/---

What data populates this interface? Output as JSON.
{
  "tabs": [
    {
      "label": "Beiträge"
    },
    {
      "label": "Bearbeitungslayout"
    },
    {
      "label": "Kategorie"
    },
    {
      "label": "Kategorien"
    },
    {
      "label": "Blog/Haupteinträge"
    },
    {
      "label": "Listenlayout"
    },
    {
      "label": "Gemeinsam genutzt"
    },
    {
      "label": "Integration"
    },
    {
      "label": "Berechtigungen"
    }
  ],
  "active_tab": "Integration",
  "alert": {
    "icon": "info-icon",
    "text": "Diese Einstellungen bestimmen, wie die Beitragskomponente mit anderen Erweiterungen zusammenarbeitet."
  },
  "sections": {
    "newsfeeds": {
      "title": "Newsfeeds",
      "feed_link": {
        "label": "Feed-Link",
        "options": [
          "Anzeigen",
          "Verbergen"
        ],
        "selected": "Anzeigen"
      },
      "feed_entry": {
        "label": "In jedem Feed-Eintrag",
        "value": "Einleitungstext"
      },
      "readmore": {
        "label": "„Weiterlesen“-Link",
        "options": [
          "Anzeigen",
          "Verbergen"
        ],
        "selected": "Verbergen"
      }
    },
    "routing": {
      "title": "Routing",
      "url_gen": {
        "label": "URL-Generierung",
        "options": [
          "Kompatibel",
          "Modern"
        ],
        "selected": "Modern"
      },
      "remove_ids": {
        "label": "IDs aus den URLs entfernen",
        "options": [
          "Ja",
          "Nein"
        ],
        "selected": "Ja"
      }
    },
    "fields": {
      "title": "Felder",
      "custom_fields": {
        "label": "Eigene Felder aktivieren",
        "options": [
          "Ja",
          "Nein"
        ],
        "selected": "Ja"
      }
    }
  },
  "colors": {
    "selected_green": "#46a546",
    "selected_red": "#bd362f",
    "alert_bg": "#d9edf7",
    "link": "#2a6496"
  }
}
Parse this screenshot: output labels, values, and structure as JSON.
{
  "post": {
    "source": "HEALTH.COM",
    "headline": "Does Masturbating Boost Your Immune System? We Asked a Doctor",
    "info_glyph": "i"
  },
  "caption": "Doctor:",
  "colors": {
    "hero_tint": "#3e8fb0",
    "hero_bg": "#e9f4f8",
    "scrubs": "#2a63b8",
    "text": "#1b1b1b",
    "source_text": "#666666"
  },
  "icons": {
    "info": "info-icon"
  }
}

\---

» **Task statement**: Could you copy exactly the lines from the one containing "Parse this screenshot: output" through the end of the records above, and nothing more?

» **Task result**:
Parse this screenshot: output labels, values, and structure as JSON.
{
  "post": {
    "source": "HEALTH.COM",
    "headline": "Does Masturbating Boost Your Immune System? We Asked a Doctor",
    "info_glyph": "i"
  },
  "caption": "Doctor:",
  "colors": {
    "hero_tint": "#3e8fb0",
    "hero_bg": "#e9f4f8",
    "scrubs": "#2a63b8",
    "text": "#1b1b1b",
    "source_text": "#666666"
  },
  "icons": {
    "info": "info-icon"
  }
}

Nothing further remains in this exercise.